Many clothing brands and large retailers have set goals of obtaining 100% of their raw materials from suppliers who can document that they produce those fibers using environmentally sustainable practices.
That should give cotton producers a leg up because they are providing a naturally grown fiber rather than one created in a manufacturing facility with petroleum products. But growers have to be able to back up their claims.
“The U.S. Cotton Trust Protocol is brand new,” said Nathan Reed, a cotton producer who farms in Lee and St. Francis Counties in Arkansas. “It was a program created by farmers for farmers in response to brands and retailers and the cotton industry needing proven sustainably-sourced cotton.
Proof of sustainability
“We know American cotton growers are sustainable; we know the practices we have implemented, especially compared to the rest of the world, are extremely sustainable, but we have to have a way to prove that and that is where the Trust Protocol came along.”
Reed and Jesse Flye, a cotton producer who grows it and other crops in Poinsett County, Arkansas, were speakers for the April 2 Soil and Water Conservation Virtual Field Trip, which was funded by the USDA Natural Resources Conservation Service and moderated by Dr. Bill Robertson, Extension cotton specialist with the University of Arkansas.
“We’re involved in both the Better Cotton Initiative or BCI and the U.S. Cotton Trust Protocol,” said Flye, who farms with his father and brother near Jonesboro. “They’re both similar in what they ask, and they’re both similar in that we’re doing most of these things already.
“They both open your eyes to more possibilities of helping cotton be more sustainable. At the end of the day we’re growing a sustainable product. We need to prove that and this helps us do it.”
During the virtual field trip, which was hosted by the University of Arkansas System Division of Agriculture, Robertson introduced Dr. Jesse Daystar, vice president and chief sustainability officer for Cotton Incorporated, and Karen Wynne, U.S. program coordinator for the Better Cotton Initiative.
Daystar discussed the U.S. Cotton Trust Protocol, which has now enrolled about 300 cotton producers in what its leaders hope will become an industry-wide program demonstrating the sustainability of U.S. cotton.
“Cotton Incorporated conducted research polling Generation Z,” he said. “Those are the younger individuals now, but they’re really moving into the buying class. When we asked what was important to them, sustainability topics came out as three of the top main concerns – climate change, pollution and too much waste – along with a myriad of other topics.”
Wynne, who is based in north Alabama, said the Better Cotton Initiative is a global nonprofit organization that is designed to make cotton better for the people who produce it, better for the environment where it grows and better for the sector’s future.

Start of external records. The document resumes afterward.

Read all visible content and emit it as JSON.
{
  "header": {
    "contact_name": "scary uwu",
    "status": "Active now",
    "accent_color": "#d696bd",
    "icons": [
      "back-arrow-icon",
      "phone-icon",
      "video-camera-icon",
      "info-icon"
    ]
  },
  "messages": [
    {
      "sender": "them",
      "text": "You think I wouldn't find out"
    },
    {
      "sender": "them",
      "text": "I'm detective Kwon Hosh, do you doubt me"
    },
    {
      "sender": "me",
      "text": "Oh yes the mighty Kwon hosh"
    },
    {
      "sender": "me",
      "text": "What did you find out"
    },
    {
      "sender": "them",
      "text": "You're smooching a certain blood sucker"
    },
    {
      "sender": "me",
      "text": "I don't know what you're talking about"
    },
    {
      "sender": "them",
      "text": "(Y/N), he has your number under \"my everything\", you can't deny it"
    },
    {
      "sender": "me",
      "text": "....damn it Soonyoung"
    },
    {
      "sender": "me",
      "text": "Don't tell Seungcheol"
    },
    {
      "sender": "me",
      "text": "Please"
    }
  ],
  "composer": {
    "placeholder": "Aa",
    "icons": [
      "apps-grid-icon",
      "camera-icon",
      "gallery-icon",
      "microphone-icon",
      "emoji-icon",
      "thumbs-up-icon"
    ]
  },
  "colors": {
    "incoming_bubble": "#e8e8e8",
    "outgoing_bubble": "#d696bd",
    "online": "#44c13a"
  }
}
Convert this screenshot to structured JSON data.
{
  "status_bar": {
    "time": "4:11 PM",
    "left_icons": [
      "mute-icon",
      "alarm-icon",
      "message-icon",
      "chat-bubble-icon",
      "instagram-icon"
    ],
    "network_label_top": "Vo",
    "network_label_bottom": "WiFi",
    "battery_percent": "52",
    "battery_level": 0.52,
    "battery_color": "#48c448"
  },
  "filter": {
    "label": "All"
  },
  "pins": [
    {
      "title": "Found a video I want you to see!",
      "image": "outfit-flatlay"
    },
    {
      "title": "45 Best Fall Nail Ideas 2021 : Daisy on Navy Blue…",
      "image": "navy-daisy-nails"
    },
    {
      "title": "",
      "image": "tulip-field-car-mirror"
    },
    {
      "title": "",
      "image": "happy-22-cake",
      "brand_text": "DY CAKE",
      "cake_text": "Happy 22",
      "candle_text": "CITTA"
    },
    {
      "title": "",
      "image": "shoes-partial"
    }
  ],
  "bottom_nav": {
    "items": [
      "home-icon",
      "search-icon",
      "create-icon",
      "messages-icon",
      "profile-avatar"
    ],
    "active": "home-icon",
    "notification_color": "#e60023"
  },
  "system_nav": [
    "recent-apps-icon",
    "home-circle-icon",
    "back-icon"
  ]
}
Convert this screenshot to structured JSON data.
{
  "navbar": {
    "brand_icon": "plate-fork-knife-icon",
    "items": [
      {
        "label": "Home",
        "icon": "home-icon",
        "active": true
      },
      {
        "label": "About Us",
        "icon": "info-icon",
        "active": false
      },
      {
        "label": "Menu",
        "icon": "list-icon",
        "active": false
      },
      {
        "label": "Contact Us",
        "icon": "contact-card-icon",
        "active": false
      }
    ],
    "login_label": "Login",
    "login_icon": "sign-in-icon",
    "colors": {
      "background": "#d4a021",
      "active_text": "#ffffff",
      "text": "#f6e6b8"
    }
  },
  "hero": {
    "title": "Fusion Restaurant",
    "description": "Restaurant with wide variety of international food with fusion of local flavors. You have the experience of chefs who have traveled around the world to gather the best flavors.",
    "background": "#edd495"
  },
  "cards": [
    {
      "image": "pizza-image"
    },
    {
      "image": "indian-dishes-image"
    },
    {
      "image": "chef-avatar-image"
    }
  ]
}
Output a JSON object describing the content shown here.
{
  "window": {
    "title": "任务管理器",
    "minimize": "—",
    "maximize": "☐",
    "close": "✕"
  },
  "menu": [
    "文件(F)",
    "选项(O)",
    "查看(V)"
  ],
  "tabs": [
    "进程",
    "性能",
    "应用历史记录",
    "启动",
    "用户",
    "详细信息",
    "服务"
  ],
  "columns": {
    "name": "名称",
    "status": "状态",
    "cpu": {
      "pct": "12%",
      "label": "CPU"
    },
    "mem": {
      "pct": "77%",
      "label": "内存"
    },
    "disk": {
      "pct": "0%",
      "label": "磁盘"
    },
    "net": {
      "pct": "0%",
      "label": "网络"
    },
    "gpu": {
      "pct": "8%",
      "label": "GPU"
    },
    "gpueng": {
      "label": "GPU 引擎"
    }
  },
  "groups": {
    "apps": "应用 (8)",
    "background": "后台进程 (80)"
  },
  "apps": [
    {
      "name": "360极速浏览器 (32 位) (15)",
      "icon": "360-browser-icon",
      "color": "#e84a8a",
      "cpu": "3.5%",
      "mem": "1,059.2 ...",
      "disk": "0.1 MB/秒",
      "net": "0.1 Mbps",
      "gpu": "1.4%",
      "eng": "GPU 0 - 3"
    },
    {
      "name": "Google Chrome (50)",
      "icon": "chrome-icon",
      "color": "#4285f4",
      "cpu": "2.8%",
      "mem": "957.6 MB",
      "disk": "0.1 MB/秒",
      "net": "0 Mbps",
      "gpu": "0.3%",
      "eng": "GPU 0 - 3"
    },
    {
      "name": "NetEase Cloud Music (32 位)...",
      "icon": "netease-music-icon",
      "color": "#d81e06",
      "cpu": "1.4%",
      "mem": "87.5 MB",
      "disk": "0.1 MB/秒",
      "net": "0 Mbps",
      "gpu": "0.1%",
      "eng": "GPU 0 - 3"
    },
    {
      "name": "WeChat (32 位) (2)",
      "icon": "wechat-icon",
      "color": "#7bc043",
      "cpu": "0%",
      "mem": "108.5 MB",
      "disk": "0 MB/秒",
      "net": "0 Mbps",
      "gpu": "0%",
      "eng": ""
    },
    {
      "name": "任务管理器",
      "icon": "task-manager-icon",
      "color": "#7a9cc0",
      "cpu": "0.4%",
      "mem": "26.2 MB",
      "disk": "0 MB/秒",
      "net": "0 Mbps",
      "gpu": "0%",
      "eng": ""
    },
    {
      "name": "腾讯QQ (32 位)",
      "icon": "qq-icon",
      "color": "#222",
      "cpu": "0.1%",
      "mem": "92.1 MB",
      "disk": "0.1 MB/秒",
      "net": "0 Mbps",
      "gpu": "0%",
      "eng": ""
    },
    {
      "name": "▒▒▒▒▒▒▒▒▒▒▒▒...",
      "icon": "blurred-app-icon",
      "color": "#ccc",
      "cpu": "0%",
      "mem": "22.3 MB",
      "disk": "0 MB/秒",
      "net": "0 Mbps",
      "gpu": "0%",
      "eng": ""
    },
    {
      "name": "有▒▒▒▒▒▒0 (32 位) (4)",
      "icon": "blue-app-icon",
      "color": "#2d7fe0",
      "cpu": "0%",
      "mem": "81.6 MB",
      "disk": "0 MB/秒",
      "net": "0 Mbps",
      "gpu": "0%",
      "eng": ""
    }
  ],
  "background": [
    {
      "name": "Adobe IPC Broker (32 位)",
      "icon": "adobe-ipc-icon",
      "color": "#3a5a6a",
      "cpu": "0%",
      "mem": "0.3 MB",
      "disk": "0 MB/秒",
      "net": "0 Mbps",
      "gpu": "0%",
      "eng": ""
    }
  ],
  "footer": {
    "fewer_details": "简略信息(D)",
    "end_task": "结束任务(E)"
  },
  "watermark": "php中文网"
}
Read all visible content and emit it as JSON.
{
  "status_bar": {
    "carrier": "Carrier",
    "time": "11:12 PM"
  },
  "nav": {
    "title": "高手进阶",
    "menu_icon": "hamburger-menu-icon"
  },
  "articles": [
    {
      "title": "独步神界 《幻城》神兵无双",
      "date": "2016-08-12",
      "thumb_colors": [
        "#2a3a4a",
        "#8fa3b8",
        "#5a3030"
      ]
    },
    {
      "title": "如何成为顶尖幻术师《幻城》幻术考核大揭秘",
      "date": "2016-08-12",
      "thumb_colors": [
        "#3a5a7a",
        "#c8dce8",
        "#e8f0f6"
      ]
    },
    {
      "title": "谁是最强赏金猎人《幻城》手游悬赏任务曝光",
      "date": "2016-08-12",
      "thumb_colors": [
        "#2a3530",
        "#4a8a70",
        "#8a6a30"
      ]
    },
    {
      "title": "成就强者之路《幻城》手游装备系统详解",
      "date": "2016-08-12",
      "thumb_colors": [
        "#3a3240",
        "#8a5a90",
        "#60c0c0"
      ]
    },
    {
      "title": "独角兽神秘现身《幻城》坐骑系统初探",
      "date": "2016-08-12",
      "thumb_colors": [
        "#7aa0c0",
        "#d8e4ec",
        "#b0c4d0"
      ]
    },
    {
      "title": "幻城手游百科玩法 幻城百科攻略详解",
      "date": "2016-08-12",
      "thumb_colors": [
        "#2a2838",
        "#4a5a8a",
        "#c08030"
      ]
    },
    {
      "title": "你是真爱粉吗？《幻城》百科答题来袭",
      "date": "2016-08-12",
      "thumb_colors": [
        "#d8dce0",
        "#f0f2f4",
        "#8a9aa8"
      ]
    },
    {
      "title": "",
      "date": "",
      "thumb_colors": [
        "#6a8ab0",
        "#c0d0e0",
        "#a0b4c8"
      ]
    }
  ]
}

“BCI was established to build demand for cotton that’s produced in a way that’s better for farmers and the environment,” she said. “BCI owns and operates the world’s largest cotton sustainability system. We’re aiming to transform cotton production by developing better cotton as a mainstream commodity and not as some kind of niche product.”
To watch the Soil and Water Conservation Virtual Field Trip on producing sustainable cotton, visit Soil and Water Conservation Virtual Field Trip - Cotton Agricultural Sustainability - YouTube.